In this article, we will explore the concept of sinkholes and the caves that may lead to them. Sinkholes are geological formations that occur when the ground collapses, creating a hole or depression. They can range in size from small to massive and can be found all over the world. Sinkholes are typically formed when water erodes the rock and soil beneath the surface, creating voids or empty spaces. Over time, these voids can grow larger and eventually lead to a collapse.
Caves are often associated with sinkholes because they can serve as an entry point for water to infiltrate the ground and erode the underlying rock and soil. Not all caves lead to sinkholes, but some do. The connection between caves and sinkholes lies in their shared relationship with water. Caves are formed through a process called speleogenesis, which involves the dissolution of soluble rocks such as limestone or gypsum by water.
There are several types of caves that can potentially lead to sinkholes. Solutional caves are the most common type and are created when acidic groundwater dissolves the rock, creating underground passages. These passages can eventually lead to a collapse, forming a sinkhole.
Another type of cave that can lead to a sinkhole is a collapse cave. These caves are formed when a portion of the cave’s roof collapses, creating a depression on the surface. Over time, this depression can grow and become a sinkhole.
It is important to note that not all sinkholes are connected to caves. Some sinkholes are formed through other geological processes such as the collapse of underground mines or the dissolution of soluble rock layers.

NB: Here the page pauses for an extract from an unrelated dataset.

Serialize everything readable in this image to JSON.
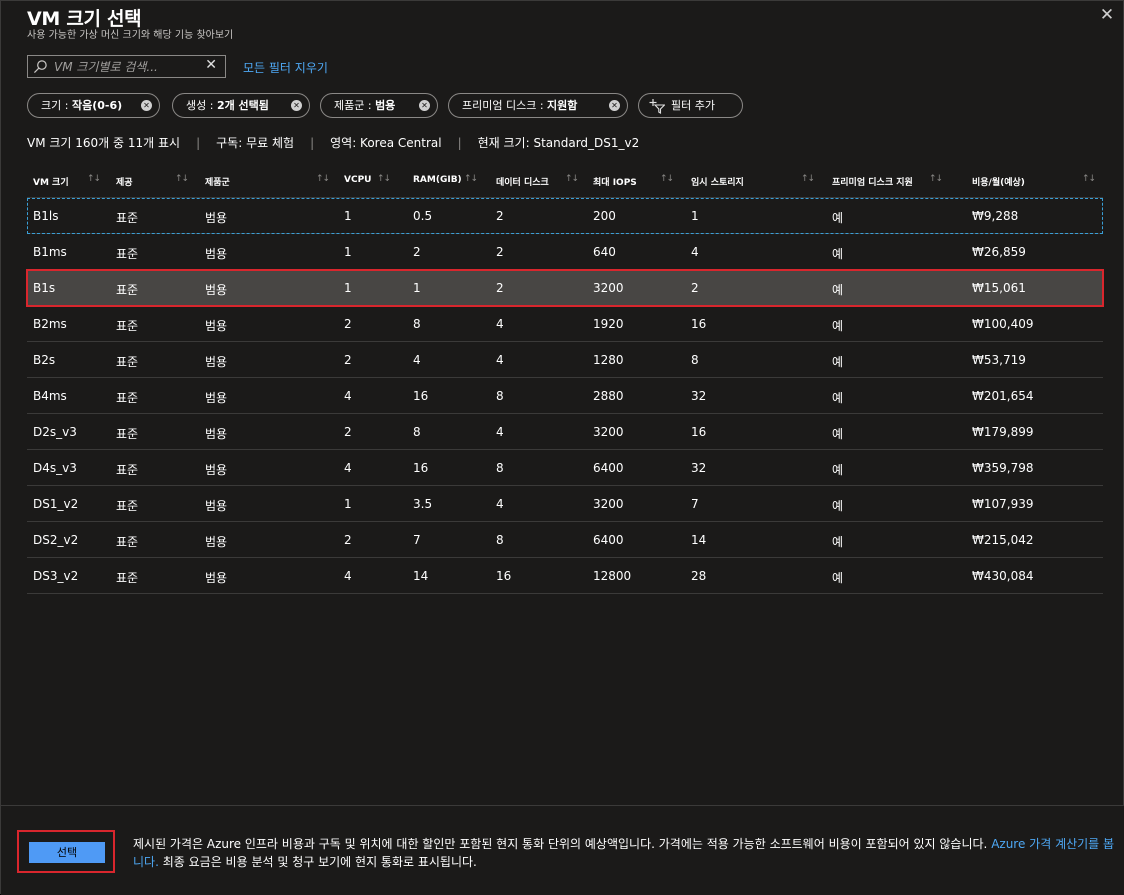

In conclusion, while not all caves lead to sinkholes, there is a strong connection between these two geological features. Caves can serve as an entry point for water to infiltrate the ground and erode the underlying rock and soil, eventually leading to a collapse and the formation of a sinkhole. Understanding this relationship is crucial for studying and predicting sinkhole formation, as well as for ensuring the safety of communities living in areas prone to sinkholes.